With it's mild taste, flaky texture, and low fat content, the flesh of the Ling Cod can range from white-opaque to sea-foam greenish blue (due to it’s diet heavy in algae-eating rock fish and octopus) and is an excellent choice for smoking, steaming, broiling or frying for Baja-style Fish Tacos. Local Ling Cod is a favorite in the LMC R&D Kitchen and ranks as one of Chef Jensen’s favorite local seafoods. 


Wild Pacific Jumbo White Prawns

Sustainably caught off the coast of Southern California and Mexico, these prawns are simply some of the best in the world. These prawns feature a sweet buttery flavor, that is rich with shellfish “umami” similar to lobster. Enjoy grilled, sautéed, broiled, or fried, there is almost no wrong way to enjoy this sustainable West Coast delicacy. Other than being peeled and deveined, our prawns are not processed so they are free of any sort of brine or preservative chemicals, common with many imported species. 


Wild Pacific Jumbo Scallops

Our scallops are dry-packed meaning all natural with no added phosphate. Scallops found in your local grocery store are wet-packed, which means they are treated with sodium tri-poly phosphate which is basically harmless except to flavor. Sodium tri-poly phosphate causes scallops to retain water. As you know, water doesn't have a taste.  If you want to experience what scallops were meant to taste like, then just try some of these exclusive treasures.
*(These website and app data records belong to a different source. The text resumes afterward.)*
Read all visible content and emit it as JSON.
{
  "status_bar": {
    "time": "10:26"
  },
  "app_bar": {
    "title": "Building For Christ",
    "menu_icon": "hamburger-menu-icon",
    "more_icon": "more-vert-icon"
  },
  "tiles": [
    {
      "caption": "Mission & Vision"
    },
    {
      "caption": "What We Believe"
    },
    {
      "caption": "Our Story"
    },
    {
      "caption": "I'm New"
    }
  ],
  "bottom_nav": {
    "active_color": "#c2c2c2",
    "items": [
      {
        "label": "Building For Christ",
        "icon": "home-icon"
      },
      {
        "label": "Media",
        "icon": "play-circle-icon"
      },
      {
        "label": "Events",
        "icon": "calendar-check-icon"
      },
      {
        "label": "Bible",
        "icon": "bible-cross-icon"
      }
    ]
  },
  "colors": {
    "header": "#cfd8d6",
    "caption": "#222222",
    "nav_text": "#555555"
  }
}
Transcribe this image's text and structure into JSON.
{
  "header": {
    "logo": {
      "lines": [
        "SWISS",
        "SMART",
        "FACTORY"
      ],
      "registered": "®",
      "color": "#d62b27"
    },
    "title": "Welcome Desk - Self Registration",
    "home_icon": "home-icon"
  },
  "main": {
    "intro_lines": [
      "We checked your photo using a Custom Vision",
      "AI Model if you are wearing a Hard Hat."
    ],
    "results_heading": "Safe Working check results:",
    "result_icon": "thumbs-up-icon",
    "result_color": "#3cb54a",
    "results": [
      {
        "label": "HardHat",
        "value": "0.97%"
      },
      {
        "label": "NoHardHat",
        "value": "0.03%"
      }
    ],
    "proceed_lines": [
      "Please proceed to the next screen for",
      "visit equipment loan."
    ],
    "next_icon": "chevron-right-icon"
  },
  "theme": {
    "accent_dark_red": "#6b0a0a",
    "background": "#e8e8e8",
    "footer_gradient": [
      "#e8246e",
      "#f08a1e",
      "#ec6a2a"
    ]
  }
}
The world's finest chefs have known this secret for years, now it's your turn to open your eyes to what the ocean intended you to taste!


Wild California Red Snapper

One of the most abundant and sustainable rockfish species in California, Snapper has a medium-firm texture, with pinkish-red flesh that takes well to high-heat cooking methods such as pan-frying and broiling. These fish have very low fat/oil content, which also makes them an excellent choice for raw preparations such as sashimi and especially ceviche. 


Wild California White Sea Bass

Despite its common name, White Seabass, this fish is actually the largest member of the “Croaker” family and is a close relative to the California Corbina. White Seabass are sustainably caught and can be found in the Pacific Ocean from Baja all the way the coast to Alaska. White Seabass has a mild tasting flesh and unlike its much oiler cousin, Chilean Seabass, the White Seabass has a dense texture (similar to Halibut), which means that it can stand up to flavorful marinades and rich hearty sauces and is perfectly suited for the grill or the oven.  


Wild California Dungeness Crab

Pacific Dungeness Crab or “Dungies” as we call them in the LMC kitchen, have a sweet, buttery, oceanic taste with rich flaky white meat. It’s like a flakier version of lobster meat. These crabs are caught by local boats from Morro Bay and as far up the North Coast as Oregon. Use the delicious meat in salads, tossed simply in herb butter with pasta, or make your own crab cakes!